> _What you have to do_:
Return every line from the listing where the word "screenshot" occurs.

> _Records provided_:
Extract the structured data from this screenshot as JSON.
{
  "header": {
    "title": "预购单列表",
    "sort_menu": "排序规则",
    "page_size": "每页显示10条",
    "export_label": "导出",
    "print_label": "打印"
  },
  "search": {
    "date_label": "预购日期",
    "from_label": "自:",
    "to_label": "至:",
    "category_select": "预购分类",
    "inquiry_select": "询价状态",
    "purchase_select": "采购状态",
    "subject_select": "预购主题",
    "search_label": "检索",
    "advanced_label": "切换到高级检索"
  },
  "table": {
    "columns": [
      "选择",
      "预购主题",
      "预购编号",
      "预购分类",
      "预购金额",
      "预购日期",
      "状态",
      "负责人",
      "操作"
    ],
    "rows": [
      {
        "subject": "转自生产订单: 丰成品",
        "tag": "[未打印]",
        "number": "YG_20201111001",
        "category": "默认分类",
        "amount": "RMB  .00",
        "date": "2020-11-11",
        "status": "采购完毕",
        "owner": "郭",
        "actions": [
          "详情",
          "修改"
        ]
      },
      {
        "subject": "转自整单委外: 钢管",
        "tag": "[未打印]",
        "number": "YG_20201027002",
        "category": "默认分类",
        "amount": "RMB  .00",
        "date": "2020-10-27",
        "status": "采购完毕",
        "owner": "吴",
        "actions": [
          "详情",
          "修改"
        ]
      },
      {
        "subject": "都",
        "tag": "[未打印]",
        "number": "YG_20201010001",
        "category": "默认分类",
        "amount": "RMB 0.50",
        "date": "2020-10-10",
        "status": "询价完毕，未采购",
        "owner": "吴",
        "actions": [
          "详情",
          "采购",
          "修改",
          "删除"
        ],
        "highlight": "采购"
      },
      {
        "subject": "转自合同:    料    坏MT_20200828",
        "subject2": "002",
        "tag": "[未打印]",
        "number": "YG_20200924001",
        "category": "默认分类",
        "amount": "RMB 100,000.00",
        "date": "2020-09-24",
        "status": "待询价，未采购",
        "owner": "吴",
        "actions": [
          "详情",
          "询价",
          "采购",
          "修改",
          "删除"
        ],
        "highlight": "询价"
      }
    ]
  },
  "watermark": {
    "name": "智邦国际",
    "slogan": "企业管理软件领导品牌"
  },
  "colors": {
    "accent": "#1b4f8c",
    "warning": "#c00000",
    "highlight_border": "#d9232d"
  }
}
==
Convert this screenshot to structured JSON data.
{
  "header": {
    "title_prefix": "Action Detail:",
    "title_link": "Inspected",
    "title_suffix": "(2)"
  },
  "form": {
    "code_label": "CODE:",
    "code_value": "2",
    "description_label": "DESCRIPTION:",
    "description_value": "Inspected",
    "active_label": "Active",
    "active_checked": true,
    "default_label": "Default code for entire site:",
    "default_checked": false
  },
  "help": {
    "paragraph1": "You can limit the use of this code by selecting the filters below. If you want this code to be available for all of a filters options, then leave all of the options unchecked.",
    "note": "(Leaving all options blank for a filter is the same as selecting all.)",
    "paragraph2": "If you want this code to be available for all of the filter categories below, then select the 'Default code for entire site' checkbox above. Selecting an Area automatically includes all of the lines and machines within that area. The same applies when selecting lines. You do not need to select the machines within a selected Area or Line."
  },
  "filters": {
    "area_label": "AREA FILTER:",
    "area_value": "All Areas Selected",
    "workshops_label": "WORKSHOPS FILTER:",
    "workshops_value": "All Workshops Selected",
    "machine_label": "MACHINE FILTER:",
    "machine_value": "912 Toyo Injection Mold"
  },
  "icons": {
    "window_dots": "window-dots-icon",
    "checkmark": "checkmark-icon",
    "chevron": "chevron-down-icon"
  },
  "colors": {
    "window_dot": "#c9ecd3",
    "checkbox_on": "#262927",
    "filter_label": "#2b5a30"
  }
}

> _Response to the exercise_:
Extract the structured data from this screenshot as JSON.
Convert this screenshot to structured JSON data.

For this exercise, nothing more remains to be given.